Tyler is the CEO at clearmotive, a full-service marketing agency based in Calgary, Alberta. Tyler has been with clearmotive since 2005 and in a senior leadership role since 2009. Through his years in marketing, he’s learned a few ways his business can differentiate itself from all of the great competition out there.
Remove the “fluffy” marketing speak
As one of hundreds of marketing agencies, how does Tyler’s company set itself apart from the competition? He points out that it is hard to differentiate. There are great companies in town that do similar things. They all have great people and great data. It’s often left to whether or not your prospective client connects with you and vice versa.

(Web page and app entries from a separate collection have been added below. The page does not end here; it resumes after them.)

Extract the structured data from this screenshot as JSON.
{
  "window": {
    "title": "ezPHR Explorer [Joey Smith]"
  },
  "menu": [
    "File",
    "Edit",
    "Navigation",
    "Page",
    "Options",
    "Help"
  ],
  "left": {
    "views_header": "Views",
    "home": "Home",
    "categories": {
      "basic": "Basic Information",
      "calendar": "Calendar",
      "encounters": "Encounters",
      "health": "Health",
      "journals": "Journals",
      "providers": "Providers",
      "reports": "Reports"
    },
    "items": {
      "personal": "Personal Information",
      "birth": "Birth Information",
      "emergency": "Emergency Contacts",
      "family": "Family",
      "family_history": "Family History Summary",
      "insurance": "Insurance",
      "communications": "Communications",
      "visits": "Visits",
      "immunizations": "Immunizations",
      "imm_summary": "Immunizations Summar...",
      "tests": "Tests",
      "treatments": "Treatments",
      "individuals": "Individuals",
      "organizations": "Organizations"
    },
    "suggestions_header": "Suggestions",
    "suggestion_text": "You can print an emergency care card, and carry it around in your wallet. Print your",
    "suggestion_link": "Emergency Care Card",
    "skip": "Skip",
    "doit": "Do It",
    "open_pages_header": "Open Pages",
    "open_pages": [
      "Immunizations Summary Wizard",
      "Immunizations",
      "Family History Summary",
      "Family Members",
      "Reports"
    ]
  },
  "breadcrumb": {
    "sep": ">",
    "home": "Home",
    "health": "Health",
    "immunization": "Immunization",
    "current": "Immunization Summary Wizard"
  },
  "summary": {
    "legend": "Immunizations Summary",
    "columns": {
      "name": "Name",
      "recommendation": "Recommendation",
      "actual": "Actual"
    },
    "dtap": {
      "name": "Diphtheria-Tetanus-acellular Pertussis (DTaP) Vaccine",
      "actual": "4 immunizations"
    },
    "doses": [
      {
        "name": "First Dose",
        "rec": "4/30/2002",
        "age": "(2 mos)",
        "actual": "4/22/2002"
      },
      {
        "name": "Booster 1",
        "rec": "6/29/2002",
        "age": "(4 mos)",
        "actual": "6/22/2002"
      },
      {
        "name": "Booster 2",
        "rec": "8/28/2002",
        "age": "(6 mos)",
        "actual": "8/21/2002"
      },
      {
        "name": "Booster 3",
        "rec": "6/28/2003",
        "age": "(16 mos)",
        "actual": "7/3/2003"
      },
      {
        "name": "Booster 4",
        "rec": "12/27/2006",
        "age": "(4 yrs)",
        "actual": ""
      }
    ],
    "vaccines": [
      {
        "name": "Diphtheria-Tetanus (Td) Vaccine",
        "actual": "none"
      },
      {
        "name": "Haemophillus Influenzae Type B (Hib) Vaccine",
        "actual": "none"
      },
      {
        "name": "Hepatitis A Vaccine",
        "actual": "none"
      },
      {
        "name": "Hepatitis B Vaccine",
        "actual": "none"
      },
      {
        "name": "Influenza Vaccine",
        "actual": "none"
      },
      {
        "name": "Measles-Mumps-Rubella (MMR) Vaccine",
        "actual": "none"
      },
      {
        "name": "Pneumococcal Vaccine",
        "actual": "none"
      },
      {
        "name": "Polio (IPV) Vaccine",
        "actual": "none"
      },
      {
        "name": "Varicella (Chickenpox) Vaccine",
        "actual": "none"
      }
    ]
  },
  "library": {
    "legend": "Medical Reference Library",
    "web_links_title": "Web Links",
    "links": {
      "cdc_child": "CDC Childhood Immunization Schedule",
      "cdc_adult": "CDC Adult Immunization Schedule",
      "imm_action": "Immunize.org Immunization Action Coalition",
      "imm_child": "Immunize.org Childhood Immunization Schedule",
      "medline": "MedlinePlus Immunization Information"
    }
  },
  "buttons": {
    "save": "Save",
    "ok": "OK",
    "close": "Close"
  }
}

Tyler shares that they’ve leaned in on their operations and execution side. They want to partner with people and help them execute. They want to elevate internal teams. They want to support the coordinators with 17 KPIs on their dashboards and help them look like rockstars. You also have to chase results. You have to understand your client’s business well to do that. Campaigns have to convert.
Tyler’s team can get a campaign to market within 12 days of an approved brief. He believes it’s helpful to be very structured and analytical. You have to move away from the fluffy marketing speak.
Embrace relevant selling
Tyler loves relevant selling. What does that mean? You have to truly understand what your client values. It’s not usually what they tell you at first blush. Do they value the ability to edit? Do they value responsiveness? Those things never seem to come up in the RFP brief. You have to understand the nuances of what they value. It’s easy to say—hard to do.
You have to learn how to read between the lines and unpack on an analytical level what they value working with you. You have to move that to the front of the sales cycle so that it stands out. In this cluttered world, this matters more and cuts through the noise.
How to accelerate the partnership process
Finding out what matters often comes with experience and building a true partnership. How do you accelerate that process? Tyler has found that you have to throw the kitchen sink at it. Build a level of empathy and understanding. You do the pitch, win the business, then find out as quickly as possible what is important to the business—and their individual struggles.
Are they struggling to be heard? Do they know how to do what they’ve been asked to do? In larger enterprises, people are often fighting for their place in the hierarchy. They’ve found success in connecting with those people as the doorway into the organization. If you do ten things and find out only four of the things mattered, you do more of those things the next go around. It comes down to trial and error and paying attention.
As service providers, you have to adapt to your client’s culture. The partnership has to fit a certain set of values. If the values don’t align in the initial stages, it will be difficult. Mistakes will be made. At the end of the day, It’s a lot of humans in a messy experience.
What if your team isn’t a good fit?
Marketers and agencies don’t want to talk about scenarios where they aren’t a good fit for their clients. How does Tyler combat that? Tyler will work to identify who is the best fit. He points out that you can’t be afraid to move people out and around. People can change—but Tyler doesn’t expect someone to join his company and change who they are. But agencies try to do that all the time.
If a team member doesn’t jive with a client, you can shuffle them around to find a better fit. You have to be transparent about it and explain to this person that you’re seeing a disconnect. Break down what’s going wrong, try to fix it, but be quick to change when necessary.
To hear more of Tyler’s thoughts on marketing—and why businesses need to stop chasing “unicorns”—listen to episode #19 of the Content Callout podcast.